Imagine you’re in high school and sitting in the front row of math class. There is one empty seat next to you and the minute before the bell rings for class to start, your best friend sits down next to you. You say “Hey, what’s up!” and your friend doesn’t respond and doesn’t even look at you. Class begins and the teacher is standing right in front of you so you can’t talk, text or pass notes until class is over. Why didn’t your friend respond? What are you thinking? What emotions are you feeling? What physical reactions occur in your body? How are you behaving in the moment? How will you act after class?
Your answer to all of these questions will depend on your specific personality characteristics, life experiences and perhaps on the psychological issues (anxiety, depression, PTSD, low self-esteem, relationship conflict) you may be struggling with. Your brain starts moving at a mile a minute to figure it all out.
Let’s break this math class situation down because it’s sometimes hard to differentiate between thoughts, feelings and behaviors.
Thoughts: Why didn’t my friend talk to me? What did I do wrong? Are they angry at me? Did I say or do something that made them angry or upset? Let’s replay every conversation I have had with them over the past week or month or year or decade. This may take a while. Was it that joke I told? Maybe they took it the wrong way? Did I forget their birthday or to call them back? Did they think I was trying to hit on someone they liked? Did I not wear pink on pink day last week? Are they still angry that I borrowed their favorite stuffed animal when we were 5 and I never gave it back? I always do these things, nobody will ever like me. Wait, maybe something terrible happened to my friend, maybe someone died, who could it be, oh this is terrible. Your mind will continue to jump from place to place struggling to figure out what might be occurring.
Wow, all of those intense thoughts have now led to a whirlwind of emotions.
Moods/Emotions/Feelings: I am so anxious about all of the things I might have done or might have happened. I feel super depressed because my friendship may be over. I am so angry at them for feeling this way about me.
These emotions are so strong, I can feel them physically.
Physical Reactions: I may throw up, my heart is racing, my lungs feel heavy, I am sweating, I am shaking.
Now that I am experiencing all of these physical changes, I can’t just let it go, I am going to do or say something at the end of class.
Behaviors/Actions: In the moment: Lack of focus on math. After class: I am too scared to talk to my friend, maybe I’ll just walk out of class without talking to them (this may lead to a rift in your relationship). I am going to yell at my friend or say the meanest things I can to them for not talking to me because I am certain that they are angry at me so I am going to attack first. Let me come up with that list of meanest things now so I will be ready. Perhaps you bad mouth your friend behind their back or tell others that you are angry or upset with this friend for what they did which could lead to the destruction of your friendship or their friendships with others. Some of these may seem like extreme reactions but they happen all the time.

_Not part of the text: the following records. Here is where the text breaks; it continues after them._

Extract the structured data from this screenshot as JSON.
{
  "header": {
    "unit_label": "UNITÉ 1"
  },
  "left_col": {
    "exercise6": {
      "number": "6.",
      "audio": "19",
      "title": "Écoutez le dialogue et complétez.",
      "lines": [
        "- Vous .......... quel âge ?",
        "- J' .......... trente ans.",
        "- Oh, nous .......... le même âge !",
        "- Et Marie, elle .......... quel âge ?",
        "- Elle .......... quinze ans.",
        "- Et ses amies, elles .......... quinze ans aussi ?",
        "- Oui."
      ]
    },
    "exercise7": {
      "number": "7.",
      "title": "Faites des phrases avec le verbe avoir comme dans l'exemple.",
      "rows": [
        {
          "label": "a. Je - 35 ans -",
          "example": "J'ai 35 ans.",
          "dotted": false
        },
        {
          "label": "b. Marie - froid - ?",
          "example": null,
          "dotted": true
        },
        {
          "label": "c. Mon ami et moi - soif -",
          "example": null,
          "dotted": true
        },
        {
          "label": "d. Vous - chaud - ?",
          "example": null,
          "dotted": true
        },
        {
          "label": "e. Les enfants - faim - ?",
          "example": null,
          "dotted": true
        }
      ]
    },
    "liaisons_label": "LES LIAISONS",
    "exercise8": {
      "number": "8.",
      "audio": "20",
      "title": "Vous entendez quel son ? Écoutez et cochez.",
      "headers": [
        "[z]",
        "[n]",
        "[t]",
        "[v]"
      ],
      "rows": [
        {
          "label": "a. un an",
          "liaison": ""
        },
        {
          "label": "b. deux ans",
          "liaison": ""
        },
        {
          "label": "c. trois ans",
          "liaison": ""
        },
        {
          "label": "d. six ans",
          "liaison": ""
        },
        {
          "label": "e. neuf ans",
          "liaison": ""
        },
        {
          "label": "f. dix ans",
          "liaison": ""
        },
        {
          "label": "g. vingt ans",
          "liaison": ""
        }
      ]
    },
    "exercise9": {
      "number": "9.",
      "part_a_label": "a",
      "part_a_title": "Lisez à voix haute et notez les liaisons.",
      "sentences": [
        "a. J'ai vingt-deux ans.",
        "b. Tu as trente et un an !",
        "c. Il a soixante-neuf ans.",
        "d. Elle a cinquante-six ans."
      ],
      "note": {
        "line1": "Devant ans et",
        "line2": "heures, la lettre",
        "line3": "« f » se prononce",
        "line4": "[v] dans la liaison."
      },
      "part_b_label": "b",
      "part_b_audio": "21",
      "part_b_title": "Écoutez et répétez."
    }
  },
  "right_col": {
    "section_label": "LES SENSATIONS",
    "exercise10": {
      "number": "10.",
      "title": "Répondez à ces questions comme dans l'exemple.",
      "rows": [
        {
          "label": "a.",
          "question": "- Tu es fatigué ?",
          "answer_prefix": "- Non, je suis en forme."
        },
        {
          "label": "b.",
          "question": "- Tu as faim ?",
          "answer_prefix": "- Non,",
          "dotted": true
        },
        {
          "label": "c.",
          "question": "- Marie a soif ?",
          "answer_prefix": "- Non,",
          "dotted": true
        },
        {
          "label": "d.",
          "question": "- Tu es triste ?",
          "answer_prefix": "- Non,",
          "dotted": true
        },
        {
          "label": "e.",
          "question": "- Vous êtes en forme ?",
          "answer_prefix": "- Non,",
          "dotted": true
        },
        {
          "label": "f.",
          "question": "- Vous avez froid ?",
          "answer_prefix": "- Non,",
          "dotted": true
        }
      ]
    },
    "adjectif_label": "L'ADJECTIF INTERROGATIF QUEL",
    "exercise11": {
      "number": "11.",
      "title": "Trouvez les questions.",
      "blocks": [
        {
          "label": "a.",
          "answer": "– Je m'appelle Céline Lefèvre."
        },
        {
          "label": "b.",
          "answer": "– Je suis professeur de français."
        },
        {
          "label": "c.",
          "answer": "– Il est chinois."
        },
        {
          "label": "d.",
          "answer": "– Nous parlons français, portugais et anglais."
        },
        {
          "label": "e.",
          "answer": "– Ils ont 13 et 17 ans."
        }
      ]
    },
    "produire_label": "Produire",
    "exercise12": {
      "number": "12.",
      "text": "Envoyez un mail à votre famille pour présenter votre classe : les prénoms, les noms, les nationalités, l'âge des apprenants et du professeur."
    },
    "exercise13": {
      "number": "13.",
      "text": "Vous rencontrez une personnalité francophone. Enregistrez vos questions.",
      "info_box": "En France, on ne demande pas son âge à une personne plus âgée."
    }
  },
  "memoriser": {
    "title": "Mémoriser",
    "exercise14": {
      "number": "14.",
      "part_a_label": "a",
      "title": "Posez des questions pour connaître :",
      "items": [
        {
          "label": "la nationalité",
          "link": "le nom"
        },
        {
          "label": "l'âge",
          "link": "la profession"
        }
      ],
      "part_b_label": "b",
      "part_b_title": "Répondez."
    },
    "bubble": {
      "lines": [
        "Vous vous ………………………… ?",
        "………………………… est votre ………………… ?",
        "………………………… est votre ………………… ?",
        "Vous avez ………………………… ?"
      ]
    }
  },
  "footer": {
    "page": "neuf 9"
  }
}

Gosh, that’s a lot of stuff going on in terms of possible thoughts, feelings, physical reactions and behaviors! Now what if I told you that your friend was just super tired because they stayed up late watching a movie, they barely got any sleep and they didn’t even hear you say hello. You have just spent the last 45 minutes creating countless scenarios of what you may have done wrong, you are possibly highly anxious, super depressed or incredibly angry, you made yourself physically ill, you may hurt or destroy your friendship with your behaviors afterwards by separating or retaliating, oh and you didn’t learn any math so you might fail the next test all because you created a false reality in your head. Learning how to stop this spiral is crucial in learning how to better our relationships and also manage stress, anxiety and depression.
In part two we will discuss why this happens and what to do to stop ourselves from getting caught in negative thought spirals. Check it out here: Part Two

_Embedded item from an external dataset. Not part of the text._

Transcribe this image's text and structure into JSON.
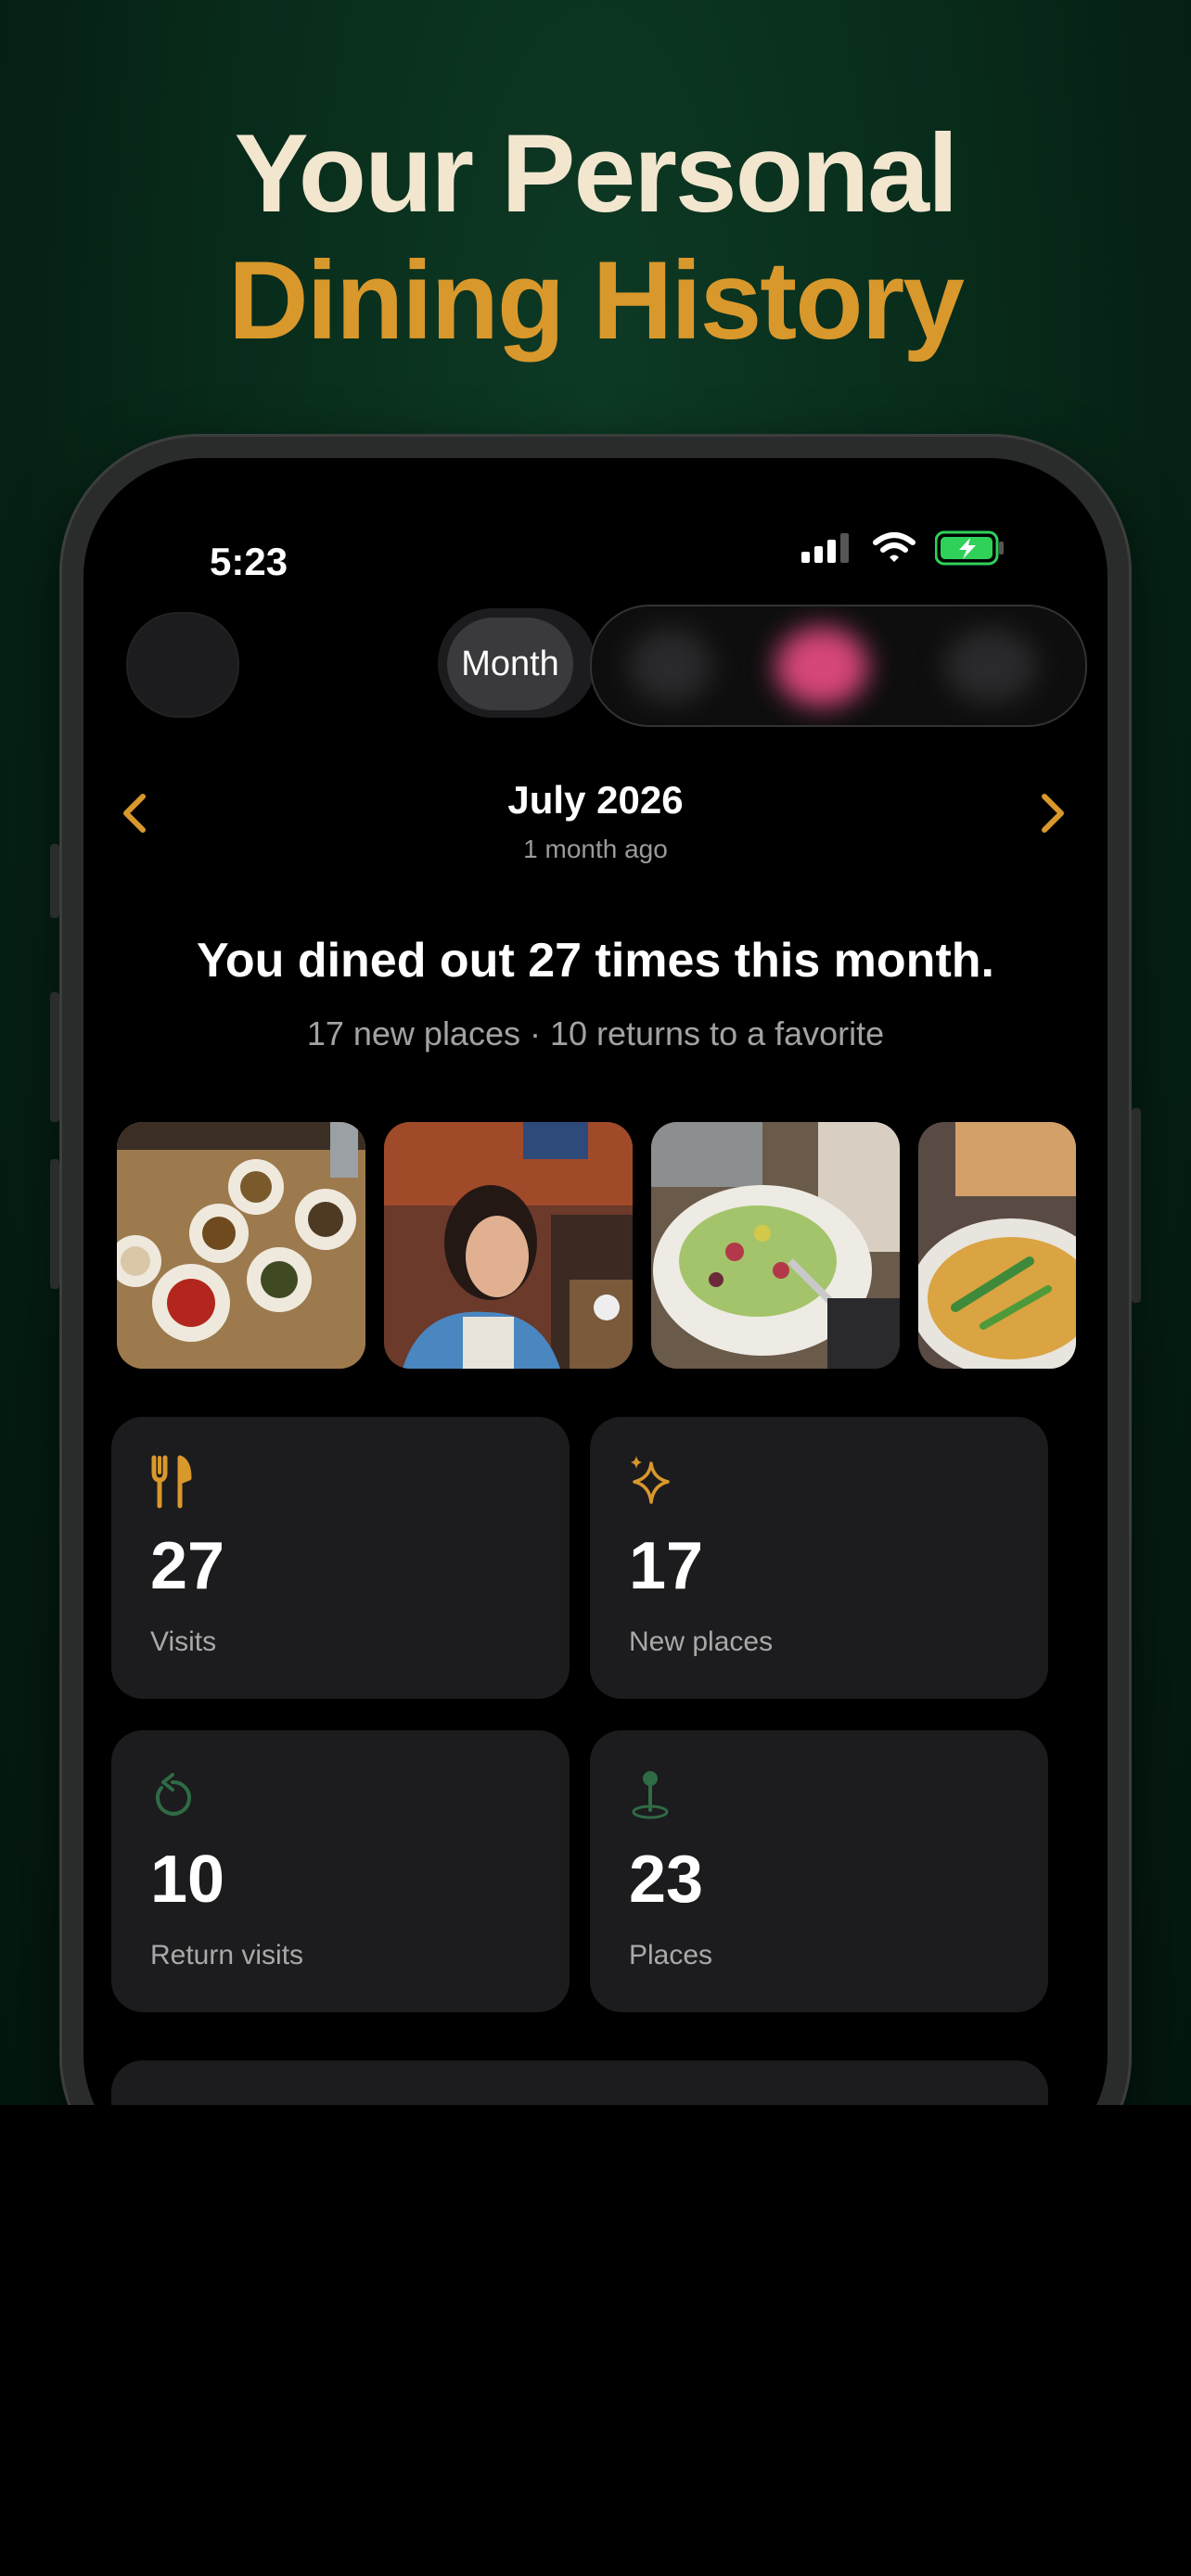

Dr. Ben Alpert :-)
To discuss this and other issues or behaviors in detail, contact us at Hilber Psychological Services. To read more about cognitive distortion, feel free to click on this additional blog post.
Burns, D. D. (1999). The feeling good handbook. New York, N.Y., U.S.A: Plume.

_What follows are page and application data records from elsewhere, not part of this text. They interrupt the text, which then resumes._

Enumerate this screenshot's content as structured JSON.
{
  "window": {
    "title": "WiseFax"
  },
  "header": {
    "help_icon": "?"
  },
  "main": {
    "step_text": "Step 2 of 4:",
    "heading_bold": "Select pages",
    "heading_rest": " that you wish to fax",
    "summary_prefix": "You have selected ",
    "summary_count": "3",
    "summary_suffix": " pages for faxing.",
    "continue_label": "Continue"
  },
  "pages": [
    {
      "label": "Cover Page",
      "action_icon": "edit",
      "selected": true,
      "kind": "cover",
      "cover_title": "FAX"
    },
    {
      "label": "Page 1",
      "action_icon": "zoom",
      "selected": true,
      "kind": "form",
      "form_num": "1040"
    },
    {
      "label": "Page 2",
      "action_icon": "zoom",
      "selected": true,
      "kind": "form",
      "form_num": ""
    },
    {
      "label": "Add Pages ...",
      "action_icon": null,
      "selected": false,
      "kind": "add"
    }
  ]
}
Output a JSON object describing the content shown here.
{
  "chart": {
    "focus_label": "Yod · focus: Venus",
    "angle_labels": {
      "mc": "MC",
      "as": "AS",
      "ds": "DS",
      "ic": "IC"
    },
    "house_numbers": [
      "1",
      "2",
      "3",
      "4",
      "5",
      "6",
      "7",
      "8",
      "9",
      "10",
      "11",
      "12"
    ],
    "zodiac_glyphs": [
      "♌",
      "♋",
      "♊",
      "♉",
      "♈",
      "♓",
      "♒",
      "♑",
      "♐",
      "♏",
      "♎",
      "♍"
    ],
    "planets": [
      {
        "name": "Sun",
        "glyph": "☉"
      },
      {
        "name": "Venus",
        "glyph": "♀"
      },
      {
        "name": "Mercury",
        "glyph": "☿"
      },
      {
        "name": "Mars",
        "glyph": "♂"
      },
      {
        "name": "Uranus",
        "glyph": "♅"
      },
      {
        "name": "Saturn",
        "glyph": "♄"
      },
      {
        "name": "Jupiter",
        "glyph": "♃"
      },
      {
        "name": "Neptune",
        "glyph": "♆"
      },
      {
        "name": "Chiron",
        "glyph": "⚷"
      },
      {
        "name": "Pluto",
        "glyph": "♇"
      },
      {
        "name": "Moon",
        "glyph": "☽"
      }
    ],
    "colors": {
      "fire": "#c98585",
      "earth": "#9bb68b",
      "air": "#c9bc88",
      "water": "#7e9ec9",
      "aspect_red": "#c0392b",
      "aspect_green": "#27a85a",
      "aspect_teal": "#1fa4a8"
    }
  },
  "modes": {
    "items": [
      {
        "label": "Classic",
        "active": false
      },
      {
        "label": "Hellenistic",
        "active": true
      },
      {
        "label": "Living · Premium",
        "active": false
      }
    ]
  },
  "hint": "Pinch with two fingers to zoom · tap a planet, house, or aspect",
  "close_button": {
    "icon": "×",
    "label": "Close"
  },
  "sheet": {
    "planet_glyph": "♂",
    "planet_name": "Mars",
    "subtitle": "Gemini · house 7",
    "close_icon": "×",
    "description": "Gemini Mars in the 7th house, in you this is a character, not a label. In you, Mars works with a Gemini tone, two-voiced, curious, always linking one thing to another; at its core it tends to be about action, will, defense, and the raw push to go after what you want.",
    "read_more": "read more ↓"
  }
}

Greenberger, D., & Padesky, C. A. (2016). Mind over mood: change how you feel by changing the way you think. Second edition. New York, NY: The Guilford Press.